:: Goal of the exercise ::
Find the word "title" in the listing, and copy out each line where it turns up.

Segment Start: Dataset

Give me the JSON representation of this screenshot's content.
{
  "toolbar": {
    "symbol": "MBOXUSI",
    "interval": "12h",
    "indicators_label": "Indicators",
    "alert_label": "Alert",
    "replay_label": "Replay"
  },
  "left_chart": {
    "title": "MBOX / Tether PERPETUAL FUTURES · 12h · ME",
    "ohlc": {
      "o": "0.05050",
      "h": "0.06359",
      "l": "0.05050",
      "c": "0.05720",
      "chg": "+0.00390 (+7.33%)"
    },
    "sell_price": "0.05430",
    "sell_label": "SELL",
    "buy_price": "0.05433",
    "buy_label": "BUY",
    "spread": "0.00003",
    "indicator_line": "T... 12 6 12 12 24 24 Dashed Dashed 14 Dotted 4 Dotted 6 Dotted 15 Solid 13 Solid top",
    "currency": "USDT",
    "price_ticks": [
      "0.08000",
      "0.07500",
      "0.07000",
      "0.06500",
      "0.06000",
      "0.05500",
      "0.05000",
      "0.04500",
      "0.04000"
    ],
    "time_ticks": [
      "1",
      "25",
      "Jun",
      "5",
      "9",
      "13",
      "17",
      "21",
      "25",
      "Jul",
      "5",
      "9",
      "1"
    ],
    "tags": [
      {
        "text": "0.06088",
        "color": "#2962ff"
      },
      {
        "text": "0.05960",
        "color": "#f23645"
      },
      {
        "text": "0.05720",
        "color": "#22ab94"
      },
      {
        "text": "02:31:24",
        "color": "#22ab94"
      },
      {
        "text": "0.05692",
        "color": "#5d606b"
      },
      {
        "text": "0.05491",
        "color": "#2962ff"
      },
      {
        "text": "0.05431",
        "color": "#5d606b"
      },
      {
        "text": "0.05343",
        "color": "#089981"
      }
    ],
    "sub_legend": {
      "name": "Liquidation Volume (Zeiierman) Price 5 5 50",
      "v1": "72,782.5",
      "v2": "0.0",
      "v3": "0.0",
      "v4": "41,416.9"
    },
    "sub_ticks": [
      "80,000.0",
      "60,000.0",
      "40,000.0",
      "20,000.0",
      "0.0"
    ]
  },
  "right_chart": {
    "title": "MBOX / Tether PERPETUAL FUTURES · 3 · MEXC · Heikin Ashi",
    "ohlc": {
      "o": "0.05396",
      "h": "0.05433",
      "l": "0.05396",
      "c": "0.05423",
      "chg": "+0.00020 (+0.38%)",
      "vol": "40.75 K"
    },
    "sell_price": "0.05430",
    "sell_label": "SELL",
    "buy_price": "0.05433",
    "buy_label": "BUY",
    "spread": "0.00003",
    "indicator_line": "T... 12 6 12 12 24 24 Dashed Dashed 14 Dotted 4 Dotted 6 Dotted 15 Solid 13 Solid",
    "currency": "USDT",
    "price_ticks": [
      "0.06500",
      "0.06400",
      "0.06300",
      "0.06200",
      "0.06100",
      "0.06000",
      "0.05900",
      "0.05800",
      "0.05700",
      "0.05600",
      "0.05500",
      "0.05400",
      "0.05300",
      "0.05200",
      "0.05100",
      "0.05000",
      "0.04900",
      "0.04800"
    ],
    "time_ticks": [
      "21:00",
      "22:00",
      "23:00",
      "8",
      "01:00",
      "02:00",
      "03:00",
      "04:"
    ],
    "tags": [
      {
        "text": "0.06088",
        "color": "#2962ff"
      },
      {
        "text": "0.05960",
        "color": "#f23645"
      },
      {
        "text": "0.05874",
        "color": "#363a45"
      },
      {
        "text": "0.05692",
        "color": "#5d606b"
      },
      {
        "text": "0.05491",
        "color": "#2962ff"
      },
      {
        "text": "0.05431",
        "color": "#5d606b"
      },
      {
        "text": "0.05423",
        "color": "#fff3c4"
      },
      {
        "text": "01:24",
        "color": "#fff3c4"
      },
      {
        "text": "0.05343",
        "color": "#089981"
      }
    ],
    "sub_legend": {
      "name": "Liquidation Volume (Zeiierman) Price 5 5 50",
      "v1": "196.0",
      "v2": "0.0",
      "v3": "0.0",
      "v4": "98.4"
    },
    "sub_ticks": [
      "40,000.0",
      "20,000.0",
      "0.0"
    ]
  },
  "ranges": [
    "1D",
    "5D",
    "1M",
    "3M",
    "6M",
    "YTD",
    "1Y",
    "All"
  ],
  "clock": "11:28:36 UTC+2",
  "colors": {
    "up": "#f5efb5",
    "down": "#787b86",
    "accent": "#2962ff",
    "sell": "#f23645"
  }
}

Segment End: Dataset

:: Written response ::
    "title": "MBOX / Tether PERPETUAL FUTURES · 12h · ME",
    "title": "MBOX / Tether PERPETUAL FUTURES · 3 · MEXC · Heikin Ashi",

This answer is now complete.